• [TASK STATEMENT] The response should consist of the listing, repeated word for word.
○ ○ ○ ○ ○ ○ ○
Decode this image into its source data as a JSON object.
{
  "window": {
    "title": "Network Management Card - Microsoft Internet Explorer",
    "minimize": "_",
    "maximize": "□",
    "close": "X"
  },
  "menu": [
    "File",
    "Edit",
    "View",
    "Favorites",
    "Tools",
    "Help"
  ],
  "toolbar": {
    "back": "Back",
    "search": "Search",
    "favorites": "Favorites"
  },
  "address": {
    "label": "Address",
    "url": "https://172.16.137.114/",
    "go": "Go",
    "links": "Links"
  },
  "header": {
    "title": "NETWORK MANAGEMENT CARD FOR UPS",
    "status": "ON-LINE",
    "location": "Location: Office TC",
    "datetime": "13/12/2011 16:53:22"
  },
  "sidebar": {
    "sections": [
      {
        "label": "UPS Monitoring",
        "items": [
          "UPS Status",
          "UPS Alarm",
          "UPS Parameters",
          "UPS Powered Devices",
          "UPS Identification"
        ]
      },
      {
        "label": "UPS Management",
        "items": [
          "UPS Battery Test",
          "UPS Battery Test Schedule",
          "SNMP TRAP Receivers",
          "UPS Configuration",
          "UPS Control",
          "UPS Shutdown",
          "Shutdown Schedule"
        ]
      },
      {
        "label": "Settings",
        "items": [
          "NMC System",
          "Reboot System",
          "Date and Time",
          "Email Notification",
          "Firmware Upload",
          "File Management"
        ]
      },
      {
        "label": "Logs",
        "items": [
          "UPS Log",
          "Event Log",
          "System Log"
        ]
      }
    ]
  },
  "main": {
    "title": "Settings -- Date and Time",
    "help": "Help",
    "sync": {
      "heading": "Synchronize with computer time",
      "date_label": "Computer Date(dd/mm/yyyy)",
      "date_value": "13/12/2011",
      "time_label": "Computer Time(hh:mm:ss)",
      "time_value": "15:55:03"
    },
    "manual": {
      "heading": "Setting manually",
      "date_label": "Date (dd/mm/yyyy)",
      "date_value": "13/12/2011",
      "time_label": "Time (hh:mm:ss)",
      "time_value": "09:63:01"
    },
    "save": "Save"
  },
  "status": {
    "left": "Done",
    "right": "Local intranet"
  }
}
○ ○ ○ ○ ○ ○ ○
• [ANSWER FOR THE TASK]
Decode this image into its source data as a JSON object.
{
  "window": {
    "title": "Network Management Card - Microsoft Internet Explorer",
    "minimize": "_",
    "maximize": "□",
    "close": "X"
  },
  "menu": [
    "File",
    "Edit",
    "View",
    "Favorites",
    "Tools",
    "Help"
  ],
  "toolbar": {
    "back": "Back",
    "search": "Search",
    "favorites": "Favorites"
  },
  "address": {
    "label": "Address",
    "url": "https://172.16.137.114/",
    "go": "Go",
    "links": "Links"
  },
  "header": {
    "title": "NETWORK MANAGEMENT CARD FOR UPS",
    "status": "ON-LINE",
    "location": "Location: Office TC",
    "datetime": "13/12/2011 16:53:22"
  },
  "sidebar": {
    "sections": [
      {
        "label": "UPS Monitoring",
        "items": [
          "UPS Status",
          "UPS Alarm",
          "UPS Parameters",
          "UPS Powered Devices",
          "UPS Identification"
        ]
      },
      {
        "label": "UPS Management",
        "items": [
          "UPS Battery Test",
          "UPS Battery Test Schedule",
          "SNMP TRAP Receivers",
          "UPS Configuration",
          "UPS Control",
          "UPS Shutdown",
          "Shutdown Schedule"
        ]
      },
      {
        "label": "Settings",
        "items": [
          "NMC System",
          "Reboot System",
          "Date and Time",
          "Email Notification",
          "Firmware Upload",
          "File Management"
        ]
      },
      {
        "label": "Logs",
        "items": [
          "UPS Log",
          "Event Log",
          "System Log"
        ]
      }
    ]
  },
  "main": {
    "title": "Settings -- Date and Time",
    "help": "Help",
    "sync": {
      "heading": "Synchronize with computer time",
      "date_label": "Computer Date(dd/mm/yyyy)",
      "date_value": "13/12/2011",
      "time_label": "Computer Time(hh:mm:ss)",
      "time_value": "15:55:03"
    },
    "manual": {
      "heading": "Setting manually",
      "date_label": "Date (dd/mm/yyyy)",
      "date_value": "13/12/2011",
      "time_label": "Time (hh:mm:ss)",
      "time_value": "09:63:01"
    },
    "save": "Save"
  },
  "status": {
    "left": "Done",
    "right": "Local intranet"
  }
}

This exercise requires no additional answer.